# Description of the task:
Count the lines in the entries that contain "heading". Say the number and nothing more.
─── Dataset excerpts ───
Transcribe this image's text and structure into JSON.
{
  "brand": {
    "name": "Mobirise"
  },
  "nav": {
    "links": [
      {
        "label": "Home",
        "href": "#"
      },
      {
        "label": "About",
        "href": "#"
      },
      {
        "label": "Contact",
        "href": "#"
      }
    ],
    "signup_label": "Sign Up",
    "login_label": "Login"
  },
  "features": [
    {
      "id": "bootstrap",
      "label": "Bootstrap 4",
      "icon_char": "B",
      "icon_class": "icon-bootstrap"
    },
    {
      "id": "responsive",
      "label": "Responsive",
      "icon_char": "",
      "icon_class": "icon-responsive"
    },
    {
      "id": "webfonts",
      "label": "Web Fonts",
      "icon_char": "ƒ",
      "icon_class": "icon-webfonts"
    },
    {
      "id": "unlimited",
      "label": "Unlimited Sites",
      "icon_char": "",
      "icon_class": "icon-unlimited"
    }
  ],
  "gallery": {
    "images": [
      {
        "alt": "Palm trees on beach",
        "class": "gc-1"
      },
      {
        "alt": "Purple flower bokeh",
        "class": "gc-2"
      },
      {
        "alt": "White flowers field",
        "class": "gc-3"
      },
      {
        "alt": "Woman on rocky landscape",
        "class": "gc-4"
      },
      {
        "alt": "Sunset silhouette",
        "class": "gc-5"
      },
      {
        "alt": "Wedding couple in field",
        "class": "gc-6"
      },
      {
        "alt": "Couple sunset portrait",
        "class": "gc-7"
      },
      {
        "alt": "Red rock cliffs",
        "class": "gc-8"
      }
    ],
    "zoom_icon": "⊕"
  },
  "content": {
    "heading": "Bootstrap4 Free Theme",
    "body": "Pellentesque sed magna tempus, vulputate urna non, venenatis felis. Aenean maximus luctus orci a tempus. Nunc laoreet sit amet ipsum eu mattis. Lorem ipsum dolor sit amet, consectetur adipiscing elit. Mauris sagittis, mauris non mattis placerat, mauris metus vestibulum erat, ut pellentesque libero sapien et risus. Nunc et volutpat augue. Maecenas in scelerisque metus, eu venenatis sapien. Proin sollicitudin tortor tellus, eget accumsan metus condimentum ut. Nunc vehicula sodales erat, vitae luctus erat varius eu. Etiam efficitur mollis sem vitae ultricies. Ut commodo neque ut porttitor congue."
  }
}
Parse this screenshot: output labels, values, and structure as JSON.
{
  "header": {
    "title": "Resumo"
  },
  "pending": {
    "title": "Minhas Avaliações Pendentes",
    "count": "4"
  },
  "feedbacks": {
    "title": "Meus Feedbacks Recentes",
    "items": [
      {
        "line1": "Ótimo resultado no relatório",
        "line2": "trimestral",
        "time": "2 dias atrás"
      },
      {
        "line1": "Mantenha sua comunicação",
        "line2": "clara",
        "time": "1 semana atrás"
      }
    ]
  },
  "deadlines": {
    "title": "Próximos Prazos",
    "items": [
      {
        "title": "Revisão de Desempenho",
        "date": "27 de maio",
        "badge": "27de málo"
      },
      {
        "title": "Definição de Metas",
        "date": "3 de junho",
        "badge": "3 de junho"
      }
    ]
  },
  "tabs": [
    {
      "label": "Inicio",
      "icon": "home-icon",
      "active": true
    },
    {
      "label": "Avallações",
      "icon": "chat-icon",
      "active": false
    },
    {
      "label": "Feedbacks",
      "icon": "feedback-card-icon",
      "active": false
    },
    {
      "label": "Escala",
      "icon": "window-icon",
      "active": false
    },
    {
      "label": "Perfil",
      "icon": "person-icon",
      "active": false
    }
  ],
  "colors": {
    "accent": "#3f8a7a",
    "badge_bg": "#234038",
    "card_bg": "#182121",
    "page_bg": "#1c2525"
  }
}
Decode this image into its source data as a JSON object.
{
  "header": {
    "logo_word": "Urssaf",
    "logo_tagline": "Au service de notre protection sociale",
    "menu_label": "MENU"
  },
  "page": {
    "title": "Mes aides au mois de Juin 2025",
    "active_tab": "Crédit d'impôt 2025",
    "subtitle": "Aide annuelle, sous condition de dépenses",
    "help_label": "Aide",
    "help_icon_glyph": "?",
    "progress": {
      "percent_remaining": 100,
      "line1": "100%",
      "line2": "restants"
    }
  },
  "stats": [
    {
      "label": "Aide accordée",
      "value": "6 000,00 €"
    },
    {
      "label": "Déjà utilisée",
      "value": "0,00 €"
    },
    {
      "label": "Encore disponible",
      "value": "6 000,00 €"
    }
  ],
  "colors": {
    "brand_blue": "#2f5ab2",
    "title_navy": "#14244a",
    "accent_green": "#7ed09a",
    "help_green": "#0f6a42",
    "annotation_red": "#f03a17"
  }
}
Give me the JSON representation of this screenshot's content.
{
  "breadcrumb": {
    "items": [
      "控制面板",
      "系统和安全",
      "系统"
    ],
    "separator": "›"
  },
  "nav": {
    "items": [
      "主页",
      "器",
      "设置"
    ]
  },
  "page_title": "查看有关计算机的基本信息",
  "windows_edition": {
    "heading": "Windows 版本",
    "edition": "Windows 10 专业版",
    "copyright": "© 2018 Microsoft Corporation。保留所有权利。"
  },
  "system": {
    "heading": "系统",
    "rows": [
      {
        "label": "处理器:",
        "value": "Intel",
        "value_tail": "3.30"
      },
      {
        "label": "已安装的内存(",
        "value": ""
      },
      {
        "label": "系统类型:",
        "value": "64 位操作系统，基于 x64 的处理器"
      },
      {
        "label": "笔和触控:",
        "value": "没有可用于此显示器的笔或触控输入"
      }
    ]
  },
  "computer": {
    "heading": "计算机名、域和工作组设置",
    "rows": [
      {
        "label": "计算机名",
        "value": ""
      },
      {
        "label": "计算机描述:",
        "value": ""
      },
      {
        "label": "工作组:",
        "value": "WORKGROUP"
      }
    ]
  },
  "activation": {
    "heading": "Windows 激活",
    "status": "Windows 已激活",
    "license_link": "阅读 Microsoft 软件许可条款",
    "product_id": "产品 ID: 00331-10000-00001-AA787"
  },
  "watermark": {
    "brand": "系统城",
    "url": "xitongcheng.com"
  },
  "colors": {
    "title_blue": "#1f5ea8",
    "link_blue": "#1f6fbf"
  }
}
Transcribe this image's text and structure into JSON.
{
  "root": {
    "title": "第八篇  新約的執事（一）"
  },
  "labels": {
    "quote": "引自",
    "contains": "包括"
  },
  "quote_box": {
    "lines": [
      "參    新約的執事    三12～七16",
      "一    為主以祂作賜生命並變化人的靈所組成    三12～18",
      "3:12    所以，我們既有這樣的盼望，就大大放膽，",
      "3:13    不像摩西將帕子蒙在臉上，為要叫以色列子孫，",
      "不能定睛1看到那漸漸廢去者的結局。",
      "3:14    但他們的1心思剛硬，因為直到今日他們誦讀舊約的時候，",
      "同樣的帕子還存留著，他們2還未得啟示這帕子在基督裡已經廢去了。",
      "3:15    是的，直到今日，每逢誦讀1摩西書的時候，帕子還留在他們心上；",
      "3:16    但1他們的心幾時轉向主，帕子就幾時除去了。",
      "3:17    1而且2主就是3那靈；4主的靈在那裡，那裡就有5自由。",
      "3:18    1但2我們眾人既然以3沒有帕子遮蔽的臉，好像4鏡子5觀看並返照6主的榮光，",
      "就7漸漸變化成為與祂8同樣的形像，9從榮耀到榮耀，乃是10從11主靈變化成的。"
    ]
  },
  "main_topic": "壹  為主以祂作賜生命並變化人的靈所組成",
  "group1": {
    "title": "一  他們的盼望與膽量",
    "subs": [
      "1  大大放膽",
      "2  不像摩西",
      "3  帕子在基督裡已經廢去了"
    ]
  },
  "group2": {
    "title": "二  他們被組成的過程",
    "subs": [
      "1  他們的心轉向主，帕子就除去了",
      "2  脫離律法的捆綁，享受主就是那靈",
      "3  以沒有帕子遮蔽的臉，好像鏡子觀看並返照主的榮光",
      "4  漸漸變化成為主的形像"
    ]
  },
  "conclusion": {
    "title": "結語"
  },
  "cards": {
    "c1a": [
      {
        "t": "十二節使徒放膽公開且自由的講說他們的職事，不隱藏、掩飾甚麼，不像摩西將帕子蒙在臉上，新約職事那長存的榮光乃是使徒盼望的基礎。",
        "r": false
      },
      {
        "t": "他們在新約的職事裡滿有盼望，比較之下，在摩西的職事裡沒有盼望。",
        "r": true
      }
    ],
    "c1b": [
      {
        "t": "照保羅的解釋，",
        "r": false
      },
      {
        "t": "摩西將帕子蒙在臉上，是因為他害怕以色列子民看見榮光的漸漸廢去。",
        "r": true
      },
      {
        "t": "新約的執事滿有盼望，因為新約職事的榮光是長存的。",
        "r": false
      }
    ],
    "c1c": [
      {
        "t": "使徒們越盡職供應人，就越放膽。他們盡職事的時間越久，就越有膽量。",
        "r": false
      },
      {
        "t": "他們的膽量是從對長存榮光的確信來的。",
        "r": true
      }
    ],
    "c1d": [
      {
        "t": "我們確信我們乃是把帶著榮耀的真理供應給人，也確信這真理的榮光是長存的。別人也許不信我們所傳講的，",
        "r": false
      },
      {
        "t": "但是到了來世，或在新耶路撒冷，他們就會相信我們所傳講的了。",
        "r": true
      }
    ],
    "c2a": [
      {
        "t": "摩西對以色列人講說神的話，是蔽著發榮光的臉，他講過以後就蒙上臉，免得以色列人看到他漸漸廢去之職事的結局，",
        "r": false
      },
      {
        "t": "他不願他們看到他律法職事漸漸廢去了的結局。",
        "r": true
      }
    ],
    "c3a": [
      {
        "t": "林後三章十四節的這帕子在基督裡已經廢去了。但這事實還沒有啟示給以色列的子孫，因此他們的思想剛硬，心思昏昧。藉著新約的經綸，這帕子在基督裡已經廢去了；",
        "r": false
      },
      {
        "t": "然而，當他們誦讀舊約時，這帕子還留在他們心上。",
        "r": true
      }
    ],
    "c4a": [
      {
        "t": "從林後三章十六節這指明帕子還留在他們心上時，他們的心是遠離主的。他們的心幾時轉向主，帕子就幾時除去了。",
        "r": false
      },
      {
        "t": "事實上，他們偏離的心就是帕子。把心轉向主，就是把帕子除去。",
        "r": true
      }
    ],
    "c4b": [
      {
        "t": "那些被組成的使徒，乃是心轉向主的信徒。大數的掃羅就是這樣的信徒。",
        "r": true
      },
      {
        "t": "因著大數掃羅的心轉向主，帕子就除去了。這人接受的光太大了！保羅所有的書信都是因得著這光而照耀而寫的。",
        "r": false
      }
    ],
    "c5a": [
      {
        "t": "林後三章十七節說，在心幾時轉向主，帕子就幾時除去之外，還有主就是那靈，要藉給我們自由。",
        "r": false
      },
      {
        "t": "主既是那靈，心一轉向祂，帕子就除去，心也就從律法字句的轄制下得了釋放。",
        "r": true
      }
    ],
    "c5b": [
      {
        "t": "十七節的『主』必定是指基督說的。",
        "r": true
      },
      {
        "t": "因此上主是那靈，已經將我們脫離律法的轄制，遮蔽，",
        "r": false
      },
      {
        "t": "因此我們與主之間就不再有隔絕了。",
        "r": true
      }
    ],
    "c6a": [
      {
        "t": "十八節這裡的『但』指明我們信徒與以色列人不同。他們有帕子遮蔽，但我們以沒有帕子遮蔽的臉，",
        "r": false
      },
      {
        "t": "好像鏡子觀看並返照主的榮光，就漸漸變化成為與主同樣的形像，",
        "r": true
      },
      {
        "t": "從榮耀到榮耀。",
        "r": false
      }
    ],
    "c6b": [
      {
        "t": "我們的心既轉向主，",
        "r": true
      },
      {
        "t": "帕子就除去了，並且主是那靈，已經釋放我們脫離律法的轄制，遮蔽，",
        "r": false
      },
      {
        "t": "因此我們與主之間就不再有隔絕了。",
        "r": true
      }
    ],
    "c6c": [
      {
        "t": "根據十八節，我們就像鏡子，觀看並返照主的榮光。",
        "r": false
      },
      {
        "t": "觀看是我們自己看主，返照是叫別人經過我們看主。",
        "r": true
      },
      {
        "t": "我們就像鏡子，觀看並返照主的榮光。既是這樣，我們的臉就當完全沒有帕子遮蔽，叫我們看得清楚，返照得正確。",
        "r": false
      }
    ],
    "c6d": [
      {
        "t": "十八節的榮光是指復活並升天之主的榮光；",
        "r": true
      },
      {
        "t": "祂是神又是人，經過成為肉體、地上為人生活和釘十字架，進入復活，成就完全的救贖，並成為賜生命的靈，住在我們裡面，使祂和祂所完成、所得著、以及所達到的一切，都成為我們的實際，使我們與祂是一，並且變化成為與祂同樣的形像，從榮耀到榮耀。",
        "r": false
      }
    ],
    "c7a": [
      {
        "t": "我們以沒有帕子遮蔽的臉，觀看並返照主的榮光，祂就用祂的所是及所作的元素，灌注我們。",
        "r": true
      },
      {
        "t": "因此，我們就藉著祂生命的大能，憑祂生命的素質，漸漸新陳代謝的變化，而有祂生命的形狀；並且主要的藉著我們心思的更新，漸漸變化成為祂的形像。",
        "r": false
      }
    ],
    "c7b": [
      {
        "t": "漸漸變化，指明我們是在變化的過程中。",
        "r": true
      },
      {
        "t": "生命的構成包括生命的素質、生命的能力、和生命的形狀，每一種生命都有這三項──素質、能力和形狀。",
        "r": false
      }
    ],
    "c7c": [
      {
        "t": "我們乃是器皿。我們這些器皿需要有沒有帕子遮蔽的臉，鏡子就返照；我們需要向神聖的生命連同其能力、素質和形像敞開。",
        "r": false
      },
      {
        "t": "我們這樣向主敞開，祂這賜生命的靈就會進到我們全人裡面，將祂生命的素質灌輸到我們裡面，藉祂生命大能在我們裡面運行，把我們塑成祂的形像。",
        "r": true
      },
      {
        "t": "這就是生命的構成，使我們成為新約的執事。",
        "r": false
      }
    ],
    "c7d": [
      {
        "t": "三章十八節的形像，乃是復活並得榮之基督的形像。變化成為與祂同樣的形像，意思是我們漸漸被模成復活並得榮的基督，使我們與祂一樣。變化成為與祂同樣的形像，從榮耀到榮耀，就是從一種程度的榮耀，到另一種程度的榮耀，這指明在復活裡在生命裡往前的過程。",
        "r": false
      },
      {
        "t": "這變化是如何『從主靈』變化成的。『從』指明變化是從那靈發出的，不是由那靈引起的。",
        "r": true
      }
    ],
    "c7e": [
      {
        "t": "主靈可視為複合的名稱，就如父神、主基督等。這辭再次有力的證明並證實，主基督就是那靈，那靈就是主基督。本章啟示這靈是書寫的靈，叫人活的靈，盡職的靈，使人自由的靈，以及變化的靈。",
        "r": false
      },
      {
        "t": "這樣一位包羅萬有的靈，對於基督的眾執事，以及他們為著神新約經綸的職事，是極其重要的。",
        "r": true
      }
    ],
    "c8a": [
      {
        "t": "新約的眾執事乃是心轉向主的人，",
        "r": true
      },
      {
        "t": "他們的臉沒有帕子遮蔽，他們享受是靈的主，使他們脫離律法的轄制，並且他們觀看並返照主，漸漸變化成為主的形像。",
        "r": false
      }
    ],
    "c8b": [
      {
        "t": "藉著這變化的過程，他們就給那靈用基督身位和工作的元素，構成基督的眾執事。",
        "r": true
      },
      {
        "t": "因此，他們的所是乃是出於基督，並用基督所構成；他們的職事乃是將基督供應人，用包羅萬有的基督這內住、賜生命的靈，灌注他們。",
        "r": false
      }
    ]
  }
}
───
# Solution for this problem:
5